The Truth About Women, Aging & Retirement
Do you ever worry about ending up "a bag lady"? If so, you are not alone. And if current trends don't change, that fear is not entirely irrational. Last week Merrill Lynch hosted an online presentation about the state of women & retirement. In our CrazyBusy 24/7 world it's so easy to tune out when listening to any presentation - especially online. This webinar however, kept me glued to the screen for an hour... and I didn't even multi-task. Alas, since then I've been struggling to find the right words to describe why I found it so gripping. (You can watch it too by clicking here). Fast forward to today. As I write this, a friend's husband has just been rushed to the hospital. He's struggling with stage 4 cancer. They have a 5 year-old daughter. In the context of literal life and death, the point of this webinar suddenly became very clear to me. In a word: choice. What I took away from this talk was that in order to have flexibility and choices - especially during life's inevitable speed bumps - it sure helps to have your finances squared away. Money can't solve your problems, but it can be a very useful tool when navigating through them. Yet in order to have money during the rough patches, you've got to make some trade-offs ahead of time when things are good. And that goes against natural human nature. So to get your wheels spinning about what trade-offs you might want to make, here were my top three take-aways from the Merrill Lynch "Women & Retirement" webinar:

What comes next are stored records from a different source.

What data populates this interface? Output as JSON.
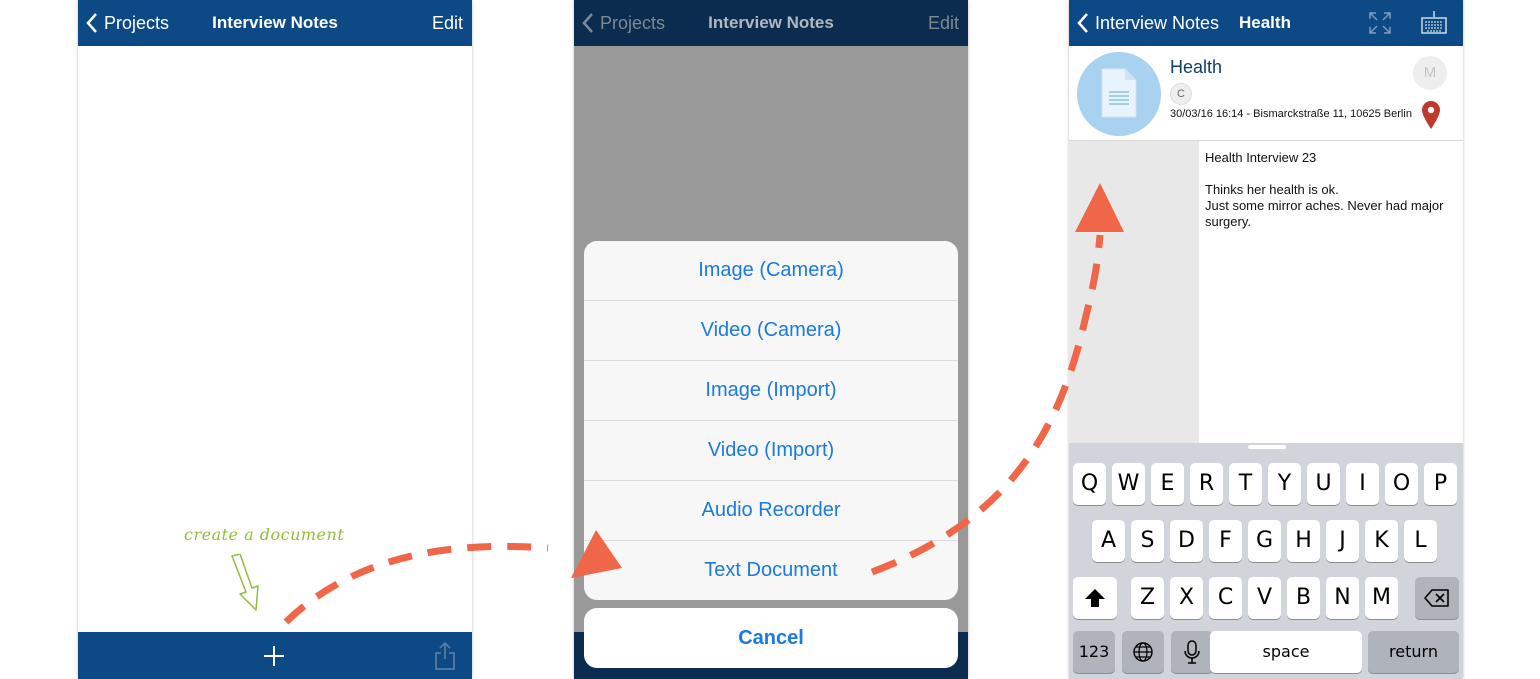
{
  "colors": {
    "navbar": "#0d4a85",
    "action_text": "#1a7ae0",
    "annotation_arrow": "#f06648",
    "hint_green": "#8fbf3c"
  },
  "screen1": {
    "back_label": "Projects",
    "title": "Interview Notes",
    "edit_label": "Edit",
    "hint_text": "create a document",
    "add_icon": "plus-icon",
    "share_icon": "share-icon"
  },
  "screen2": {
    "back_label": "Projects",
    "title": "Interview Notes",
    "edit_label": "Edit",
    "actions": [
      {
        "label": "Image (Camera)"
      },
      {
        "label": "Video (Camera)"
      },
      {
        "label": "Image (Import)"
      },
      {
        "label": "Video (Import)"
      },
      {
        "label": "Audio Recorder"
      },
      {
        "label": "Text Document"
      }
    ],
    "cancel_label": "Cancel"
  },
  "screen3": {
    "back_label": "Interview Notes",
    "title": "Health",
    "doc_title": "Health",
    "badge_letter": "C",
    "meta": "30/03/16 16:14 - Bismarckstraße 11, 10625 Berlin",
    "avatar_letter": "M",
    "note": "Health Interview 23\n\nThinks her health is ok.\nJust some mirror aches. Never had major surgery.",
    "keyboard": {
      "row1": [
        "Q",
        "W",
        "E",
        "R",
        "T",
        "Y",
        "U",
        "I",
        "O",
        "P"
      ],
      "row2": [
        "A",
        "S",
        "D",
        "F",
        "G",
        "H",
        "J",
        "K",
        "L"
      ],
      "row3": [
        "Z",
        "X",
        "C",
        "V",
        "B",
        "N",
        "M"
      ],
      "numbers_label": "123",
      "space_label": "space",
      "return_label": "return"
    }
  }
}
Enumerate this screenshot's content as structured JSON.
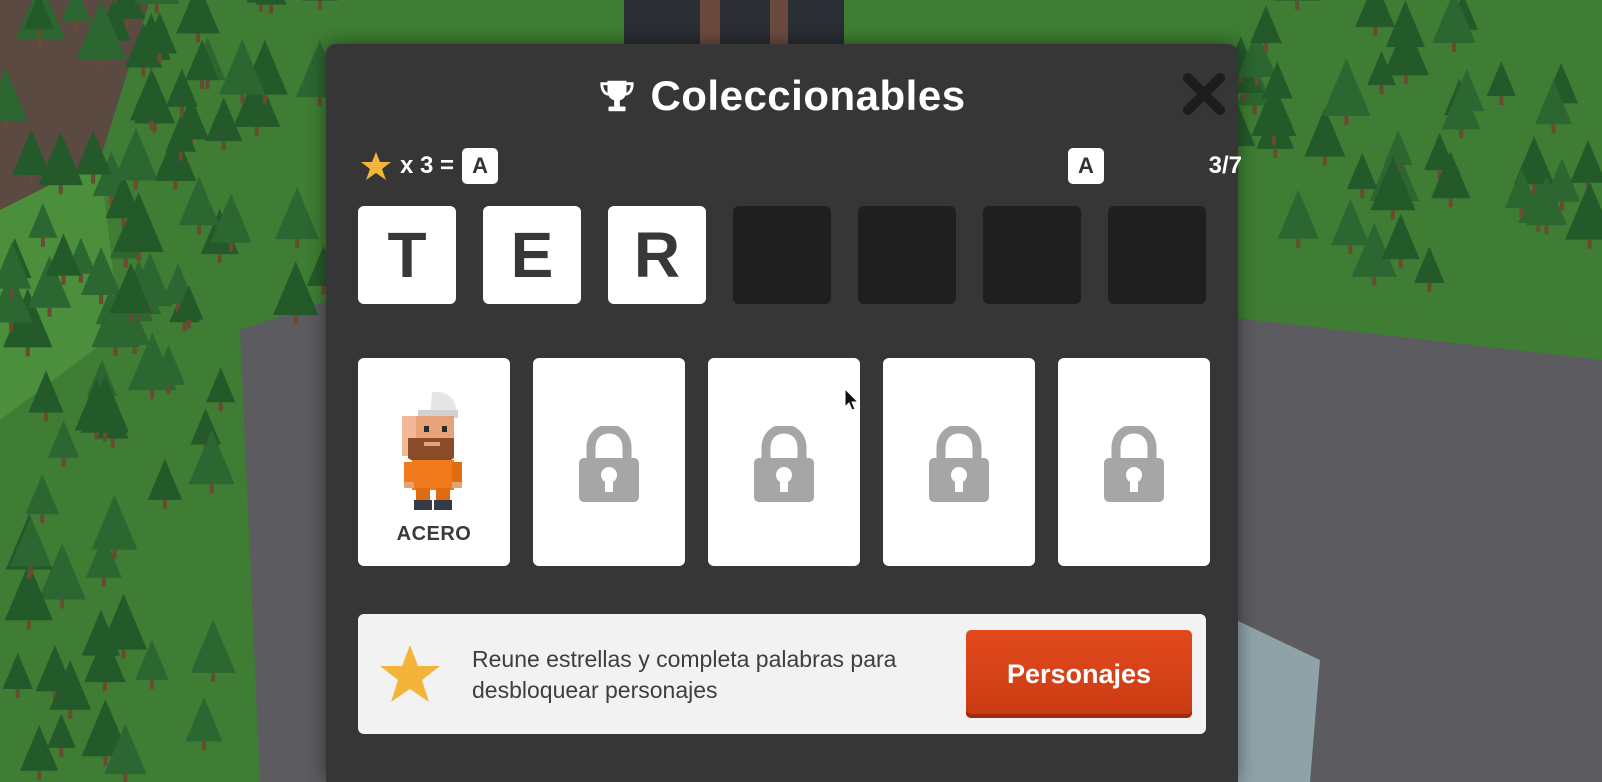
{
  "modal": {
    "title": "Coleccionables",
    "title_icon": "trophy-icon",
    "close_icon": "close-icon"
  },
  "stats": {
    "star_icon": "star-icon",
    "multiplier": "x 3 =",
    "reward_letter": "A",
    "next_letter": "A",
    "progress": "3/7"
  },
  "word": {
    "letters": [
      "T",
      "E",
      "R",
      "",
      "",
      "",
      ""
    ]
  },
  "characters": [
    {
      "name": "ACERO",
      "locked": false
    },
    {
      "name": "",
      "locked": true
    },
    {
      "name": "",
      "locked": true
    },
    {
      "name": "",
      "locked": true
    },
    {
      "name": "",
      "locked": true
    }
  ],
  "footer": {
    "message": "Reune estrellas y completa palabras para desbloquear personajes",
    "button_label": "Personajes"
  },
  "colors": {
    "panel": "#363636",
    "tile_empty": "#1f1f1f",
    "star": "#f2b53a",
    "button": "#d8401a",
    "lock": "#a6a6a6"
  }
}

- Women need to save more money than men. You've heard it before but it's worth saying again and again. Women live longer than men. Just look at the male/female ratio in nursing care facilities. Therefore to support ourselves in old age we need to save more than men. Panel moderator and former ABC World News Tonight anchor Charlie Gibson highlighted healthcare estimates for retirees of $170,000 for men versus $240,000 for women. Alas, women today are retiring with 2/3rd the assets of men according to the President of Merrill Lynch Global Wealth & Investment Management, Sallie Krawcheck.
- Women have unique challenges to finding that money to save.Women are still doing two times the housework and three times the childcare of men - so simply finding the time to focus on finances is a challenge. As an added headwind, we're not asking for raises at nearly the same rate as men (Krawcheck guesstimated that men ask her for raises at a rate of 50-to-1 more frequently than women. Fellow panelist and USA Network founder Kay Koplovitz concurred). "Asking For It," financially speaking, is a topic I've discussed in the past and if reader emails are any measure - many, many of us women struggle with this (yep, me too). And when we step out of the workforce to care for kids or aging parents we see a nearly 15% drop in earnings after just 1 year. And that drop in earnings grows to nearly 50% if we stay out for 3 or more years. Ouch.
- Women respond differently to the marketing messages and tactics of the financial services industry.Research shows that when people hear financial jargon, both men and women get confused. Men, however, tend not to let that confusion bother them whereas for women it really turns them off the subject. Additionally both Koplovitz and former Morgan Stanley financial advisor and best selling personal finance author David Bach commented on how the dynamic of money discussions shifts dramatically when the group is all women versus the introduction of even a few men (as a graduate of a women's college - I so get that). Alas, guess who is still doing most of the talking in financial services? Yep, men.